By deciding not to grow, we actually ensure that the value of our products and that of our brand keeps going up, which also means our secondary value goes up, too. That’s something most brands don’t pay attention to. We’re working a lot with auction houses; we offer free CA: That’s pretty startling considering today’s economic slowdown. MB: The economic slowdown is partly due to the industry overproducing for the last three to four years. But there is also the creative crisis. I have this feeling that over the last five to eight years, most brands have not innovated. They mostly go back to the basics, back to their iconic products or vintage pieces. I see a lot of watch collectors having watch fatigue since every year is roughly the same—there’s only the change of bezel or dial colors or materials

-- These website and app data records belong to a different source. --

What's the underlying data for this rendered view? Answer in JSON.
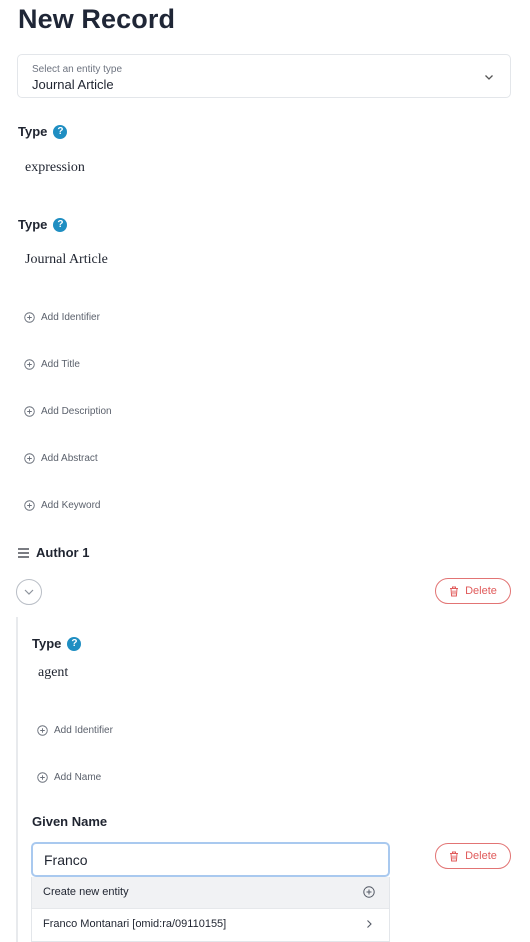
{
  "page": {
    "title": "New Record"
  },
  "entity_select": {
    "placeholder": "Select an entity type",
    "value": "Journal Article"
  },
  "record": {
    "type_label_1": "Type",
    "type_value_1": "expression",
    "type_label_2": "Type",
    "type_value_2": "Journal Article",
    "help_glyph": "?",
    "add_links": [
      "Add Identifier",
      "Add Title",
      "Add Description",
      "Add Abstract",
      "Add Keyword"
    ]
  },
  "author": {
    "header": "Author 1",
    "delete_label": "Delete",
    "type_label": "Type",
    "type_value": "agent",
    "add_links": [
      "Add Identifier",
      "Add Name"
    ],
    "given_name_label": "Given Name",
    "given_name_value": "Franco",
    "given_name_delete_label": "Delete"
  },
  "suggestions": {
    "create_label": "Create new entity",
    "items": [
      "Franco Montanari [omid:ra/09110155]"
    ]
  },
  "icons": {
    "help": "help-circle-icon",
    "chevron": "chevron-down-icon",
    "add": "plus-circle-icon",
    "drag": "drag-handle-icon",
    "trash": "trash-icon",
    "arrow": "chevron-right-icon"
  },
  "colors": {
    "help_blue": "#1f8ec2",
    "delete_red": "#e05a5a",
    "focus_border": "#a9c9ef"
  }
}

All mechanical watchmakers are artists, because what we do is pointless. There’s no point to own a mechanical watch, and if you’re trying to justify that, you’re insane. So, it’s art. And if it’s art, it should be artistic. It should show a creative streak. You look at the art world, you’d see gazillions of paintings. If you look at the watch world then, gazillions of watches are practically the same. I think our industry needs to reinvent itself; it needs to take ownership of that artistic creative streak. CA: So, is that the goal of MB&F? MB: No. The goal of MB&F is to be happy. It’s superselfish. MB&F is a life decision, not a business decision. It’s a pretty crappy business decision; it’s a super-great life decision. I can create whatever I want, that’s the number-one mantra of MB&F. Second mantra, I want to only work with the people I appreciate—hence, the “& Friends.” All the bullies, liars—I don’t want to deal with them at any level. Artisans, suppliers, to even clients and journalists. We just don’t want to be hypocrites anymore.
The day I set up MB&F was the first day of my life when I don’t care about what people think about me. God knows, that was very important for me for a long time in my life. I was such an insecure guy; I was such a dorky guy, so terrified of what people think. MB&F is not only my form of psychotherapy; it’s me breaking free from this whole other mantra that you have to abide to what people expect out of you. CA: How do you abide by the market in terms of creativity, then? MB: We don’t. We’re insane. We never accept requests for unique pieces. We did a few in 2009 because it was rough and we nearly went bankrupt, so I had to accept a few. And we haven’t done any unique piece ever since.